The goat’s name was Grogan and I tied him in the corner. A tattered ear and hair all matted with shit. I talked and worked, shoveling pressed black bricks of coal.
“Shut up, goat, you’ll wake up all the neighbors.” He was bleating dull, falling cries that bounced through the darkened halls.
“I’ll be glad to slit your throat and drink your blood,” I said. “I’ll grin at the stink of you cooking on the fire.”
Grogan flashed me square eyes and ate some hay. My hands were cramped tight around the shovel, blisters torn and bleeding. I worked my fingers loose and went upstairs to get an apple and some warm milk. He liked it best with a swirl of honey.
With the fridge door open, cool light bleached my naked gut.
She said she’d always had this thing for Henry. Henry, my best friend since fourth grade Beaver Camp. Henry, who’d had a million things for her. In high school he stole her t-shirt to sleep in, spied through windows, swore he saw her breasts hanging pale and firm. I giggled and almost believed him when he told me. Late nights with my father’s Penthouse magazines, he rolled in agony. He’d never feel the smooth curves of her thighs, so softy they could have vanished into mist. But Henry felt them, caressed them when he fucked my wife. And she left for three months to sleep her way through Asia, came home to say she’d made herself a whore.
7. Open the box that says LATER. Take the ties from the box. Begin sewing. Stitch up their backs and stuff them with dried beans. Attach plastic eyes and a sliver of dark red felt.
My hands shook as I set them free among the rafters, slung them over the high back of Satan’s throne. I could only find googly eyes at the hobby shop, so now they leered at me with cross-eyed hate. I’ve made you what you were, I thought, constrictors. They writhed above me, taut flesh covered in dots, or little bats and gloves.
8. The details sell it. Bolt a pair of shackles to a wall. Cover everything in blood, clear away the tools and knock out all the lights. Let the coals soak a day in lighter fluid. Strip naked and rub yourself with gore. When you are sure you’re ready, when the mood is right, when night comes and you feel hollow as a leather drum, strike a long-stemmed match.
Heat rose, darkness and jet-red glow and the waved-black curve of heat. Fields of combustion dried out flesh, red towns of burning rock sent up sable plumes of smoke and ash. Space squeezed, closed-in with the clear-eyed demons that flew between ripples in the stifling air. A hazy black form descended, sat there smoldering where I bid him. I dug my toes into the dirt to get away. I coughed and spit up ash. Snakes hissed from the rafters and something snapped in my chest. I fell to my side in the dry earth, grinding my forehead black, chest rising up and falling down. There are moments of heat that can kill you. Not open flame, but dead, unflagging heat. It will dry you out and leave a calcium shell.

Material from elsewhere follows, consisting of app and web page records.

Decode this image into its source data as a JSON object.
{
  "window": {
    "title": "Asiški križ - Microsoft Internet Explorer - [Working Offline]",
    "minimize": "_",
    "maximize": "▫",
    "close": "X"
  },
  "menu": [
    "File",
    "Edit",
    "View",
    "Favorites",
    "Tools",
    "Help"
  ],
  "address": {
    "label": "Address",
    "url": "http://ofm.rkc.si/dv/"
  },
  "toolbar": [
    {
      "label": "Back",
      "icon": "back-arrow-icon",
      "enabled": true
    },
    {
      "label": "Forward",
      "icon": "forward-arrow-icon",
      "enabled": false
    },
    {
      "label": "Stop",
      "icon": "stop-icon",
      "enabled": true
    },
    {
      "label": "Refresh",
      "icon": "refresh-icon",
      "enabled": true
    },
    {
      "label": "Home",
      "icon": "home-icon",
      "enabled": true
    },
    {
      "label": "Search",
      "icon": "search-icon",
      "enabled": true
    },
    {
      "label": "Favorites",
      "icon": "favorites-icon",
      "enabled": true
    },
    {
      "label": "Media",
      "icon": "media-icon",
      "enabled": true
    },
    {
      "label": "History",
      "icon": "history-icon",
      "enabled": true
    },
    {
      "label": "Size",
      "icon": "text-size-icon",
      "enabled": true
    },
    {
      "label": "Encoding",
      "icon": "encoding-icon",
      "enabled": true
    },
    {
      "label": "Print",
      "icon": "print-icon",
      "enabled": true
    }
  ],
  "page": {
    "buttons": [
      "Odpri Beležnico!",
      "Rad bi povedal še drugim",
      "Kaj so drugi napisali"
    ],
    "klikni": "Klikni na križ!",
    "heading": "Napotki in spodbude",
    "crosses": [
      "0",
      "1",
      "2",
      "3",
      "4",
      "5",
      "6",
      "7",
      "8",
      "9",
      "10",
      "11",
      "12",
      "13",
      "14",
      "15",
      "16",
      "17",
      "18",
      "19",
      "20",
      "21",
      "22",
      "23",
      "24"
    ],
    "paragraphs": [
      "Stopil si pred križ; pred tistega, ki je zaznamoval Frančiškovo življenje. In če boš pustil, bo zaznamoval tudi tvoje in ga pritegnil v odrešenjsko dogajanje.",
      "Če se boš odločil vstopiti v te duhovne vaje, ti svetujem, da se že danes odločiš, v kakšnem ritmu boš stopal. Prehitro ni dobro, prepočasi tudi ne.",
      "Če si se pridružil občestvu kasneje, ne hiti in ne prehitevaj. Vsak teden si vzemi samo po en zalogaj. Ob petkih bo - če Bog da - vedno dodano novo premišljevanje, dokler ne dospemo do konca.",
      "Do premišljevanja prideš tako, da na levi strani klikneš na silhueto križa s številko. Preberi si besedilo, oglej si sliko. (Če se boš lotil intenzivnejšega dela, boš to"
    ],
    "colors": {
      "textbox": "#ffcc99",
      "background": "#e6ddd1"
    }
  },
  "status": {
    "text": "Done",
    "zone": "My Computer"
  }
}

My cell phone rang.
I sat up, slipped from a shackle, rubbed my eyes.
There was a moment before her voice came, small and tinny through the line. “Hi,” she said.
I sat still and held my breath.

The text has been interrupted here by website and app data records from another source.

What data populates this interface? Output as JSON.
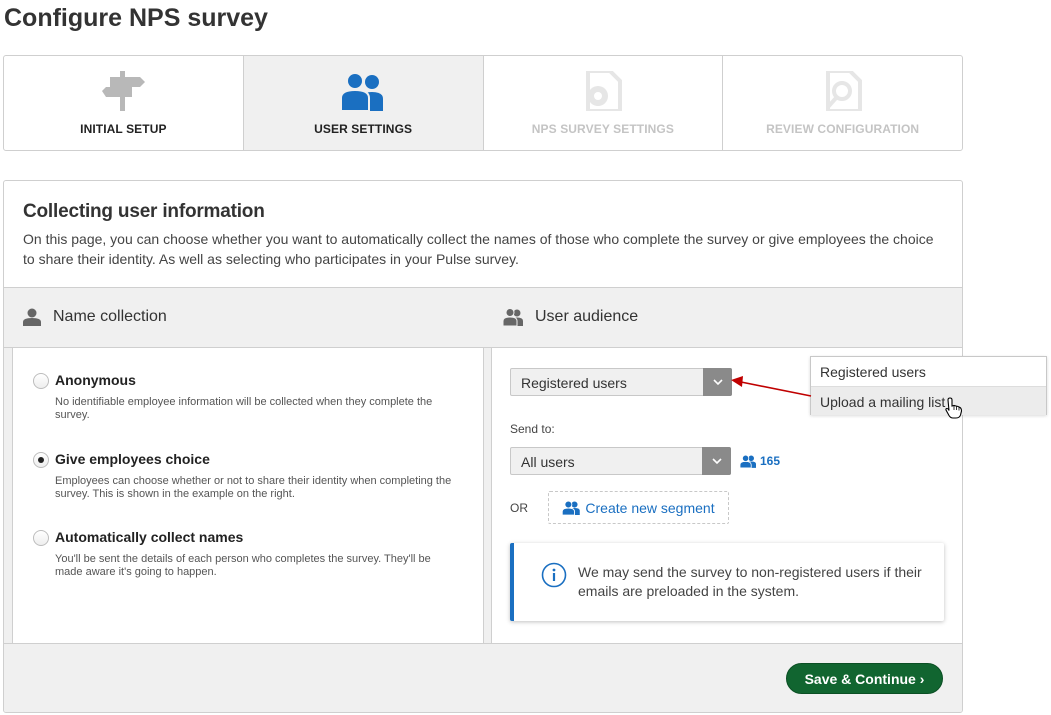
{
  "page": {
    "title": "Configure NPS survey"
  },
  "stepper": {
    "steps": [
      {
        "label": "INITIAL SETUP",
        "icon": "signpost-icon",
        "state": "done"
      },
      {
        "label": "USER SETTINGS",
        "icon": "users-icon",
        "state": "active"
      },
      {
        "label": "NPS SURVEY SETTINGS",
        "icon": "gear-document-icon",
        "state": "disabled"
      },
      {
        "label": "REVIEW CONFIGURATION",
        "icon": "magnifier-document-icon",
        "state": "disabled"
      }
    ]
  },
  "card": {
    "title": "Collecting user information",
    "description": "On this page, you can choose whether you want to automatically collect the names of those who complete the survey or give employees the choice to share their identity. As well as selecting who participates in your Pulse survey."
  },
  "name_collection": {
    "title": "Name collection",
    "options": [
      {
        "label": "Anonymous",
        "description": "No identifiable employee information will be collected when they complete the survey.",
        "checked": false
      },
      {
        "label": "Give employees choice",
        "description": "Employees can choose whether or not to share their identity when completing the survey. This is shown in the example on the right.",
        "checked": true
      },
      {
        "label": "Automatically collect names",
        "description": "You'll be sent the details of each person who completes the survey. They'll be made aware it's going to happen.",
        "checked": false
      }
    ]
  },
  "user_audience": {
    "title": "User audience",
    "audience_select": {
      "value": "Registered users"
    },
    "send_to_label": "Send to:",
    "send_to_select": {
      "value": "All users"
    },
    "user_count": "165",
    "or_label": "OR",
    "create_segment_label": "Create new segment",
    "info_text": "We may send the survey to non-registered users if their emails are preloaded in the system."
  },
  "dropdown": {
    "options": [
      "Registered users",
      "Upload a mailing list"
    ],
    "hovered_index": 1
  },
  "footer": {
    "save_label": "Save & Continue ›"
  },
  "colors": {
    "accent": "#1a6fc1",
    "primary_button": "#116530",
    "annotation_arrow": "#c00000"
  }
}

“Where are you right now?” she asked.
“In the basement.”
“Have you been crying?” Her voice was soft. No corners at all.
“My goat died today,” I said.

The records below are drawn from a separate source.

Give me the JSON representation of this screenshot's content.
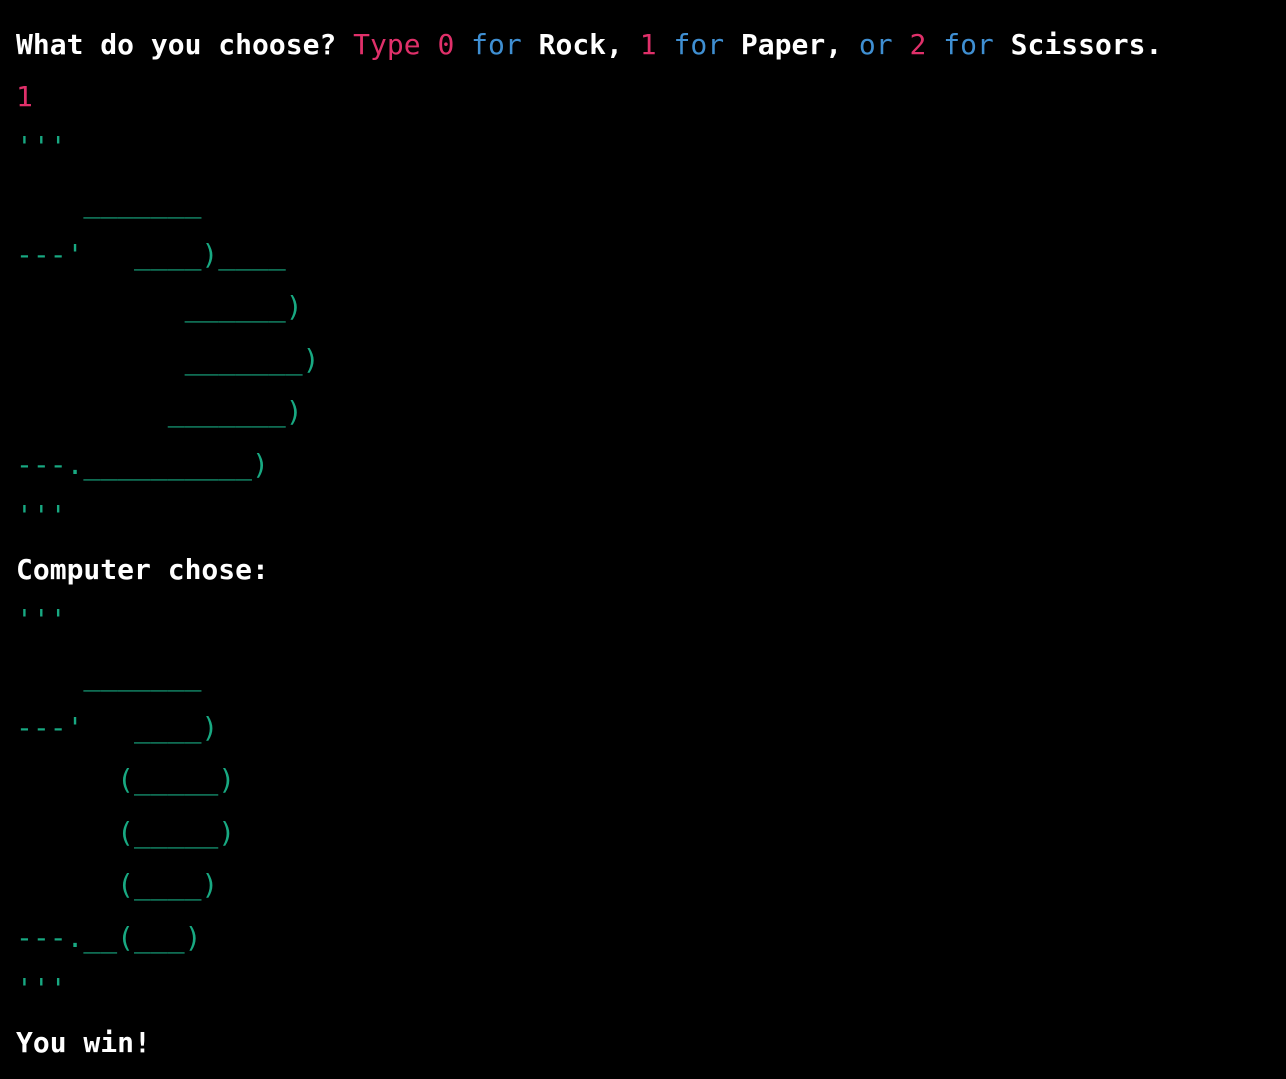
{
  "colors": {
    "background": "#000000",
    "text": "#ffffff",
    "string_literal": "#e0306a",
    "keyword": "#3f8fd2",
    "ascii_art": "#18a982"
  },
  "prompt": {
    "part1": "What do you choose? ",
    "part2": "Type 0 ",
    "part3": "for",
    "part4": " Rock, ",
    "part5": "1 ",
    "part6": "for",
    "part7": " Paper, ",
    "part8": "or",
    "part9": " 2 ",
    "part10": "for",
    "part11": " Scissors."
  },
  "user_input": "1",
  "user_choice_art": [
    "'''",
    "    _______",
    "---'   ____)____",
    "          ______)",
    "          _______)",
    "         _______)",
    "---.__________)",
    "'''"
  ],
  "computer_label": "Computer chose:",
  "computer_choice_art": [
    "'''",
    "    _______",
    "---'   ____)",
    "      (_____)",
    "      (_____)",
    "      (____)",
    "---.__(___)",
    "'''"
  ],
  "result": "You win!"
}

“Oh,” she said.
“I didn’t kill it. He got loose and chewed through a wire.”
She exhaled softly. “That sounds awful,” she said.
“Yeah,” I said. I drew a circle in the dirt with my toe.
“I’m sorry, Honey,” she said.
“I love you,” she said.
I got my face down close to the dirt, keeping away from the fumes.
“The police thought you might be in trouble,” she said. “They called here.”
Lying down in the great heat, with the red coals and the black smoke, I twirled my cowlick between two fingers.
“Yeah,” I said. “The neighbors heard Grogan.” I stopped a moment, wiping at my cheeks. And I stole their charcoal,” I said.
“Honey?” she asked.
“I love you.”
“I know,” I said.
“I want to come home now,” she said.
I hesitated. There was something swimming in my guts.
My head pulsed and I needed air.
“No more ties,” I said.
“Ok,” she said, as I began to break and cry. “Ok, ok, ok…”
Geordie Williams Flantz was born and raised in southern Minnesota. He currently attends Oberlin College in Ohio where he majors in English and Creative Writing.